That being said, I have to say that the bosses definitely leave something to be desired in Demon’s Souls, especially compared to what has come about in the decade since its release. Some standout baddies like Flamelurker, the Maneaters, and Storm King are among the more enjoyable bouts you’ll engage in, but a number of the other battles you’ll come across in the game prove to be a cakewalk assuming you’ve got a well-defined character build. The lack of a true final boss also exasperates this point even more. I wouldn’t call any of the bosses in Demon’s Souls “bad” necessarily, but the full cast also isn’t too memorable.
Demon’s Souls is an excellent game; I’m not the first person to tell you that in the last ten years. Bluepoint’s remake here on PS5 is also in line with the studio’s previous work, which is to say that it’s immaculate. If you already own Sony’s next-gen hardware, this is very much its killer app thus far. I implore you to make this your first Soulslike if you’ve never set foot into the genre before.
More than anything though, Demon’s Souls has allowed me to reflect a lot the past few weeks on my own personal life and where I’m heading. Despite my next career destination not being much of a far cry from what I have done here at DualShockers for the past four years, Demon’s Souls has shown me once again that familiarity doesn’t mean that a challenge still can’t be present. Much like this series of games has taught me over the years, satisfaction in your work and accomplishments is often one that is a result of the strife that you have to go through along the way. And to that end, I’m excited to see what challenges lie in wait for me in the future.
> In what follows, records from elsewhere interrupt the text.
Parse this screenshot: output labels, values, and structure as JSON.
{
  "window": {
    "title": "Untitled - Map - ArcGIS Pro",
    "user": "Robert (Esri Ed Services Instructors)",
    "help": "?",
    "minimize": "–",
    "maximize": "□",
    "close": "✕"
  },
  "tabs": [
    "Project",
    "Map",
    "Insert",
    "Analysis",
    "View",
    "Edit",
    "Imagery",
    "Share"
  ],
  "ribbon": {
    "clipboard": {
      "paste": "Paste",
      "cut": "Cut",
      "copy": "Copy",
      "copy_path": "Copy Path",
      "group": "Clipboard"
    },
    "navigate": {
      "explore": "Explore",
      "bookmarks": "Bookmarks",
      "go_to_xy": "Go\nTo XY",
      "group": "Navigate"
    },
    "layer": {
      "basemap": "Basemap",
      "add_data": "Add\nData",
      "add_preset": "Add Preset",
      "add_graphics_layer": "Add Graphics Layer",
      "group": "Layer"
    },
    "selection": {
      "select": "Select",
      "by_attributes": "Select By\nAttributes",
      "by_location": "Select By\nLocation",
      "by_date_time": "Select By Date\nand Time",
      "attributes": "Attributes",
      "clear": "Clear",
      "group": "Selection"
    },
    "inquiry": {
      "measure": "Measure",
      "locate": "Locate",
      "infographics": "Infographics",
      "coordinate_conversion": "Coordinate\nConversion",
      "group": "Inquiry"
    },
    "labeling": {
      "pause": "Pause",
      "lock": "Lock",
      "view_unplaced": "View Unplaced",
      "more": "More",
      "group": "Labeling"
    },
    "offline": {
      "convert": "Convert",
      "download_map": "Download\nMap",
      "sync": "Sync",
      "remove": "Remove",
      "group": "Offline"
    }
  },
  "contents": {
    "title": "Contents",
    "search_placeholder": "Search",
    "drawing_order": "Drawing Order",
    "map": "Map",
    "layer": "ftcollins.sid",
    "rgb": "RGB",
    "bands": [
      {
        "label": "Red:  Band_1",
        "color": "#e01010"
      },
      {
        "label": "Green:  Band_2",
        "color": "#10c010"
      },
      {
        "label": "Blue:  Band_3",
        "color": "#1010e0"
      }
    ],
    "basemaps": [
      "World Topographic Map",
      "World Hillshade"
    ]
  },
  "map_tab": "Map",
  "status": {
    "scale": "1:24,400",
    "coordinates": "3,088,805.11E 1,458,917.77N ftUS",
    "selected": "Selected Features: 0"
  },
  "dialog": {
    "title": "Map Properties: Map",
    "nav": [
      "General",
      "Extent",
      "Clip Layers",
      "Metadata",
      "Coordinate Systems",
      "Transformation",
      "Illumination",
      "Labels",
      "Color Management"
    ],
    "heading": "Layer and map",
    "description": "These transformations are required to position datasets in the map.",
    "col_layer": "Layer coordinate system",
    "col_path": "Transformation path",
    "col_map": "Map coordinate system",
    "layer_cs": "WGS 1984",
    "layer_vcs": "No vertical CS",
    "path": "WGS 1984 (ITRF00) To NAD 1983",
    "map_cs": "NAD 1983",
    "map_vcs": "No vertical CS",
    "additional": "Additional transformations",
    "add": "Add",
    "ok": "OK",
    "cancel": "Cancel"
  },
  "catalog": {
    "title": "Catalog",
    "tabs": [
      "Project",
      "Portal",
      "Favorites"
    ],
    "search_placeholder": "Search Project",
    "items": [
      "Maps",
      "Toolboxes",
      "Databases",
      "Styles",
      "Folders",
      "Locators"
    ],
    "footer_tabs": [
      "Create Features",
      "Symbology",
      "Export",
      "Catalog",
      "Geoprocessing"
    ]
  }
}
I’ve had a great time here at DualShockers and I’ll never forget this period of my life. Thank you for reading my work and being one of the best communities around throughout my tenure. Umbasa.